However, results of previous studies evaluating associations between cardiovascular risk parameters and TSH concentrations are inconclusive. Both in children and adults with a normal weight, overweight, and obesity, positive associations between TSH concentrations and cardiovascular risk parameters, including total cholesterol (TChol), low-density lipoprotein cholesterol (LDL-C), triacylglycerol (TAG) concentrations, and insulin sensitivity, have been found. Not all studies were able to show these associations in overweight and obese children.
TSH concentrations in the high normal range or above the normal range are common in overweight and obese children and are often higher compared with TSH concentrations of normal-weight children.
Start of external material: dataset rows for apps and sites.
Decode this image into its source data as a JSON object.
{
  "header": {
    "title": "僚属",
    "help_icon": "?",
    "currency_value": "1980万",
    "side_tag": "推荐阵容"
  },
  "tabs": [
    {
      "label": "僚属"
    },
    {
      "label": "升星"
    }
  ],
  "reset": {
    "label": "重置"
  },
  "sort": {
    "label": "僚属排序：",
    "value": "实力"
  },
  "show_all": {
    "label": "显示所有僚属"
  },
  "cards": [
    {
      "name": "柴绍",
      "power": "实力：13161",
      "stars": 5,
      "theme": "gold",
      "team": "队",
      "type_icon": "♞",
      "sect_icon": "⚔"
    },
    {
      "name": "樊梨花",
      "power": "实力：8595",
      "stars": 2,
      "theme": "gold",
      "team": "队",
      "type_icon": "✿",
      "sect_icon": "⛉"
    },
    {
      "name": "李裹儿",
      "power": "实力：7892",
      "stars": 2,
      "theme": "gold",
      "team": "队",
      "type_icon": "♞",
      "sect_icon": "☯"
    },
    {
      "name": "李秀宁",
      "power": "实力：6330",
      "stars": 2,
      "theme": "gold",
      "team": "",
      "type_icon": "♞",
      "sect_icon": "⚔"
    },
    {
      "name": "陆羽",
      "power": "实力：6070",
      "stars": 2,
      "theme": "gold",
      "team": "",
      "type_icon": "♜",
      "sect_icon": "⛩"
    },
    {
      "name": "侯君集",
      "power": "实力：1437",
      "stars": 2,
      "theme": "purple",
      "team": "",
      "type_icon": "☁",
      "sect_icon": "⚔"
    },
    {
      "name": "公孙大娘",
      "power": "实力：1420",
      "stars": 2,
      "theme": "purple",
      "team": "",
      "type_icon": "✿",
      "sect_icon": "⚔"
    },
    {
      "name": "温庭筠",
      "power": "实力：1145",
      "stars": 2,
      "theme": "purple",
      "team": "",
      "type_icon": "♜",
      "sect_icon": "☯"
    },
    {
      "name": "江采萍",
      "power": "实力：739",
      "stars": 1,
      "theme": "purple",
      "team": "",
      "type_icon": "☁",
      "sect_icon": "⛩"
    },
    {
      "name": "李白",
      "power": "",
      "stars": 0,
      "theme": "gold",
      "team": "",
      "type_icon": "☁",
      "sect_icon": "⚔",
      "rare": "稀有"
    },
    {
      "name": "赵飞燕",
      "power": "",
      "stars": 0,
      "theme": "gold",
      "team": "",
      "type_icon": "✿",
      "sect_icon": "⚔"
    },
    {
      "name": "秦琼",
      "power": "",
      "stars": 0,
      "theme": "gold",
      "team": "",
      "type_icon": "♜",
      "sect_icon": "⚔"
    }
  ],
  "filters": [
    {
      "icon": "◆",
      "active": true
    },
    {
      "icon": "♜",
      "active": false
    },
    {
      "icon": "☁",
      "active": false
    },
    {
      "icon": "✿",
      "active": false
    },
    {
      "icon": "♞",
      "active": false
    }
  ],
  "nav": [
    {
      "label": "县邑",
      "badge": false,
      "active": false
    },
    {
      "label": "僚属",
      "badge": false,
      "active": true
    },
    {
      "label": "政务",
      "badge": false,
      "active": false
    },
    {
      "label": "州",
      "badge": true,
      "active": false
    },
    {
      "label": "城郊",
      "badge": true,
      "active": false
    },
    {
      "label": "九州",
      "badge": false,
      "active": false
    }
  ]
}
Different underlying mechanisms have been postulated trying to explain these frequently found high normal TSH concentrations, including leptin-mediated production of prothyrotropin-releasing hormone and thyroid hormone resistance.
The aim of the current study was to evaluate the associations of TSH concentrations with cardiovascular risk parameters, as well as the associations between changes in TSH concentrations and changes in cardiovascular risk parameters in euthyroid overweight and (morbidly) obese children, before and after 12-month lifestyle intervention. Furthermore, we evaluated whether TSH release by the pituitary in response to exogenous TRH stimulation was associated with increased CVD.
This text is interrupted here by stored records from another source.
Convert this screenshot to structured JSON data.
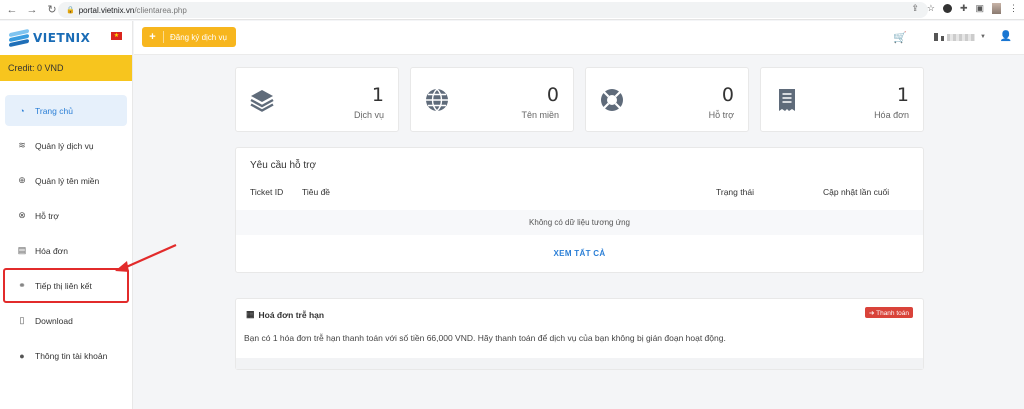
{
  "browser": {
    "url_host": "portal.vietnix.vn",
    "url_path": "/clientarea.php"
  },
  "sidebar": {
    "logo_text": "VIETNIX",
    "credit": "Credit: 0 VND",
    "items": [
      {
        "label": "Trang chủ",
        "icon": "dashboard-icon",
        "active": true
      },
      {
        "label": "Quản lý dịch vụ",
        "icon": "layers-icon"
      },
      {
        "label": "Quản lý tên miền",
        "icon": "globe-icon"
      },
      {
        "label": "Hỗ trợ",
        "icon": "lifebuoy-icon"
      },
      {
        "label": "Hóa đơn",
        "icon": "invoice-icon"
      },
      {
        "label": "Tiếp thị liên kết",
        "icon": "handshake-icon",
        "highlighted": true
      },
      {
        "label": "Download",
        "icon": "file-icon"
      },
      {
        "label": "Thông tin tài khoản",
        "icon": "user-icon"
      }
    ]
  },
  "header": {
    "register_label": "Đăng ký dịch vụ",
    "register_plus": "+"
  },
  "stats": [
    {
      "value": "1",
      "label": "Dịch vụ",
      "icon": "layers-icon"
    },
    {
      "value": "0",
      "label": "Tên miền",
      "icon": "globe-icon"
    },
    {
      "value": "0",
      "label": "Hỗ trợ",
      "icon": "lifebuoy-icon"
    },
    {
      "value": "1",
      "label": "Hóa đơn",
      "icon": "invoice-icon"
    }
  ],
  "support": {
    "title": "Yêu cầu hỗ trợ",
    "columns": [
      "Ticket ID",
      "Tiêu đề",
      "Trạng thái",
      "Cập nhật lần cuối"
    ],
    "empty_text": "Không có dữ liệu tương ứng",
    "see_all": "XEM TẤT CẢ"
  },
  "overdue": {
    "title": "Hoá đơn trễ hạn",
    "pay_label": "➔ Thanh toán",
    "message": "Bạn có 1 hóa đơn trễ hạn thanh toán với số tiền 66,000 VND. Hãy thanh toán để dịch vụ của bạn không bị gián đoạn hoạt động."
  },
  "colors": {
    "accent": "#2b7fd6",
    "credit_bar": "#f7c51e",
    "register_button": "#f7b61e",
    "annotation_red": "#e22b2b",
    "pay_button": "#d9433a"
  }
}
Several hypotheses can be postulated about the interaction between serum TSH concentrations and cholesterol metabolism and the underlying mechanisms. Previous studies demonstrated that TSH receptors (TSH-r) are not merely expressed in thyroid tissue, but also in other tissues, including hepatocytes. TSH binding to hepatic TSH-r stimulates sterol regulatory element-binding proteins (SREBP-2) and consequently transcription of 3- hydroxy-3-methyl-glutaryl coenzyme A reductase, which leads to higher endogenous cholesterol synthesis. Furthermore, TSH-r activation lowers bile acid synthesis.
An inverse association between TSH concentrations and serum total bile acid concentrations was demonstrated in adults with subclinical hypothyroidism. Finally, TSH increases proprotein convertase subtilisin kexin type 9 (PCSK9) transcription, another SREBP-2 target. PCSK9 is considered an important regulator of LDL-receptor (LDL-r) function by inhibiting LDL-r recycling to the cell surface. Recently Ozkan et al. demonstrated a positive association between PCSK9 and TSH concentrations, which suggests that there might also be an effect of TSH on LDL-r function, mediated via PCSK9.
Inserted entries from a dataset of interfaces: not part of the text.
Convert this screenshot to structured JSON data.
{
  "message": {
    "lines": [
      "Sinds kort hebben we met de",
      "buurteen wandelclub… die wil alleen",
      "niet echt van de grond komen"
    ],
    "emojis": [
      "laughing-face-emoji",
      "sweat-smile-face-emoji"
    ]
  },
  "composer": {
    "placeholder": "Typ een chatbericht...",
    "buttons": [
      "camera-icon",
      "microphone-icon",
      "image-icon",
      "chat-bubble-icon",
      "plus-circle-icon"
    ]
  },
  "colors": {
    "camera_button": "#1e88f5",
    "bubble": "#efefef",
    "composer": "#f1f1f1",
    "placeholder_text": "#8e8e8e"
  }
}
In conclusion, in euthyroid overweight and (morbidly) obese children, serum TSH concentrations are positively associated with markers representing increased CVD risk such as TChol, LDL-C, TAG, and MCP-1 concentrations. The additional observation that changes in TSH are associated with changes in TC, LDL-C, and TAG concentrations in children with successful weight loss after 1 year of participating in a lifestyle intervention strengthens the earlier assumptions that serum TSH is indeed an intermediary factor in modulating lipid and lipoprotein metabolism, although causality could not be demonstrated. It is worth exploring in more depth the potential association between TSH and whole-body cholesterol metabolism, including endogenous cholesterol synthesis, intestinal cholesterol absorption, and receptor-mediated cholesterol clearance.